The Black Power Mixtape is a remarkable, vivid and gently revisionist primary resource about one of the most misunderstood of American political movements. Inspired equally by the lives and, crucially, the violent deaths of Martin Luther King and Malcolm X, Black Power advocates were unwilling to fully renounce violence the way King did, reserving it as a means of self-defense against police harassment and the many death threats African-American activists of the period received. Black Power advocates were labeled bomb-throwing militants in the American media of the late '60s and early '70s, and painted with a hysterical brush that reflected white paranoia during an era of social upheaval and civil unrest. How thoughtful and even humane the Black Power leadership could be is demonstrated again and again in Black Power Mixtape, especially in opening sequences chronicling and interviewing Stokely Carmichael during a European visit, and in a searing jailhouse interview with Angela Davis, conducted after she was accused of abetting a courthouse shooting (Davis was subsequently acquitted, and the charges are widely believed to have been politically motivated). A revelation and a game changer, The Black Power Mixtape 1967-1975 will surely have a measurable impact, not only with liberal documentary filmgoers and in film festivals, but also with any audience attuned to American culture and history.
From Josephine Baker to James Baldwin and beyond, Europe provided a safe haven for generations of African American artists, writers and activists during their long, and sometimes nightmarish march toward full U.S. rights and citizenship in the 20th century. In unearthing a remarkable trove of archival footage created by Swedish news crews who covered the post-MLK Black Power movement in the USA, filmmaker Göran Hugo Olsson has given Americans a new way of looking at one of the most vilified and romanticized American political awakenings. Rare and intimate interviews with still controversial figures like Carmichael, Davis and Louis Farrakhan, as well as footage of lesser known but equally articulate archetypes from parallel and more militant civil rights movements are coupled with rich and frequently moving footage of Harlem and other African-American enclaves during the era, and the effect is like stepping into a time machine and realizing how close we still are to the American political Dark Ages.
What distinguishes this film from any other survey of this topic is its anecdotal nature and its extremely objective tone. In contrast to the frequently panic-stricken American coverage of the day, this forgotten European material is thoughtful and exploratory, and the interviews themselves are virtually devoid of stridency on both sides. Faced by white, non-American film crews, the activists deemed anti-white racists and social menaces by the media at home responded in thoughtful, forthright, revealing and articulate ways; at time they were inspirational. Approached without rancor, the figures chronicled respond in kind, suggesting that their argument was what they claimed it to be: not a quarrel predicated on race itself, but anger about an American social and political context that was undeniably rigged to benefit a white majority at a black minority's expense.
Commentary from a range of contemporary social and political voices demonstrates how alive the film's concerns still are for activists and thinkers in the Obama era, and this helps to make these 40-year-old film clips feel timely and alive. If you think you know this era and this movement, you're wrong unless you've already seen The Black Power Mixtape .

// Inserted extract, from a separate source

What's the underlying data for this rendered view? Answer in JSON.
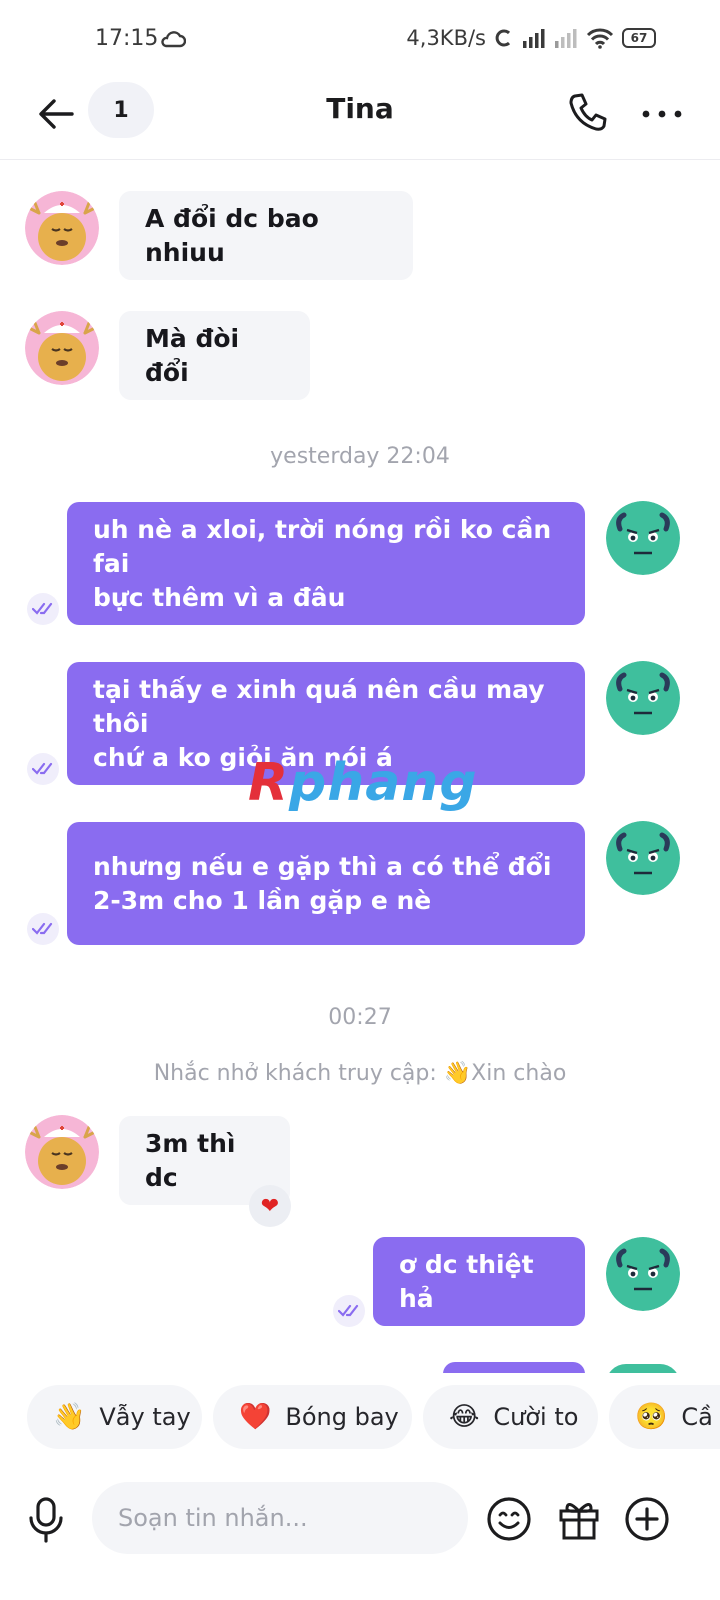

Distributor: IFC Center
Director/Screenwriter: Göran Hugo Olsson
Producer: Annika Rogell
Genre: Documentary; English- and Swedish-languages, subtitled
Running time: 97 min.
Release date: September 9 NY/LA